THE use of Muti in football is still a taboo topic!

But the fact remains, many football teams in Mzansi and Africa still believe in Muti.

Whether or not Muthi does indeed contribute to individual players and teams performances, is a question that no one has a definitive answer to.

Nevertheless, this has not stopped footballers and sport people in general from partaking in the ritual.


Many of them, however, will rarely admit to it.

It is worth noting, though, that the country’s elite league clubs have seemingly moved away from a heavy reliance on muti in recent times.

But superstitions remain part and parcel of the game.

For instance, during the Soweto derby, Orlando Pirates players have made it a bit of a habit to converge inside the goal posts.

A team official then sprinkles some sort of powder on the goal line.

The two Soweto giants, Pirates and Kaizer Chiefs, have always been associated with such practices, especially when they face each other.

A former Chiefs player, who wished to remain anonymous, revealed how he used Muti during his playing days.

"I would not say it was to get an advantage over my opponents or anything like that," said the former player.

"I just wanted to protect myself in the field of play because we all know that other players also have their own things that they use to put down others.

"I can tell you these things do work my brother, there are a lot of clubs and players who still practice to this day. It's only that they will never come out and say 'I use muti.'"

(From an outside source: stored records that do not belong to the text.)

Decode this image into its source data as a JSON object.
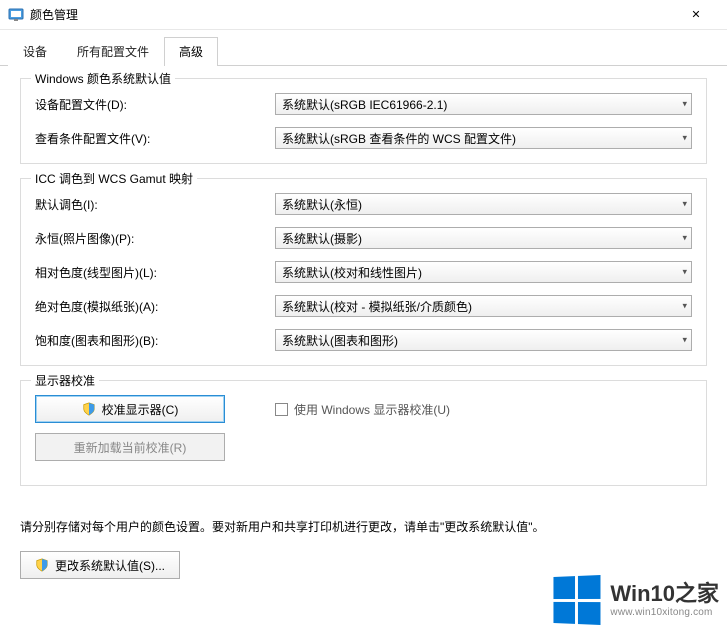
{
  "window": {
    "title": "颜色管理",
    "close_glyph": "✕"
  },
  "tabs": {
    "devices": "设备",
    "profiles": "所有配置文件",
    "advanced": "高级"
  },
  "colors": {
    "accent": "#0078d7",
    "border": "#adadad"
  },
  "group1": {
    "legend": "Windows 颜色系统默认值",
    "device_profile_label": "设备配置文件(D):",
    "device_profile_value": "系统默认(sRGB IEC61966-2.1)",
    "viewing_profile_label": "查看条件配置文件(V):",
    "viewing_profile_value": "系统默认(sRGB 查看条件的 WCS 配置文件)"
  },
  "group2": {
    "legend": "ICC 调色到 WCS Gamut 映射",
    "default_intent_label": "默认调色(I):",
    "default_intent_value": "系统默认(永恒)",
    "perceptual_label": "永恒(照片图像)(P):",
    "perceptual_value": "系统默认(摄影)",
    "relative_label": "相对色度(线型图片)(L):",
    "relative_value": "系统默认(校对和线性图片)",
    "absolute_label": "绝对色度(模拟纸张)(A):",
    "absolute_value": "系统默认(校对 - 模拟纸张/介质颜色)",
    "saturation_label": "饱和度(图表和图形)(B):",
    "saturation_value": "系统默认(图表和图形)"
  },
  "group3": {
    "legend": "显示器校准",
    "calibrate_btn": "校准显示器(C)",
    "use_windows_calib": "使用 Windows 显示器校准(U)",
    "reload_btn": "重新加载当前校准(R)"
  },
  "note_text": "请分别存储对每个用户的颜色设置。要对新用户和共享打印机进行更改，请单击\"更改系统默认值\"。",
  "change_defaults_btn": "更改系统默认值(S)...",
  "watermark": {
    "title": "Win10之家",
    "url": "www.win10xitong.com"
  }
}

A PSL coach, who spoke to SunSport on condition of anonymity, said he had an experience with muti in his dressing room in the past.

"As long as it's not stuff that's illegal and will put the player at risk then i don't mind," said the coach.

"This is Africa, these things happen. As a coach you don't want to infringe on other people's beliefs and culture."   

Former Pirates midfielder Teko Modise previously revealed in his book, The Curse of Teko Modise, the rituals that used to take place during his time with the Buccaneers.

“Players would bath in a special mixture‚ then shower‚ climb back into bed and try to sleep before the game.  Even with this practice the results were not improving,” reads an excerpt from Modise’s book originally published in 2017.

In a more recent incident, former Maritzburg United coach Eric Tinkler once complained about ‘a bad odor’ in their dressing room during a play-off match against Tshakhuma Tsha Madzivhandila.

Tinkler stated that there was something in the dressing that made his players itch and he insinuated it was muti.

Watch videos of some of these rituals below: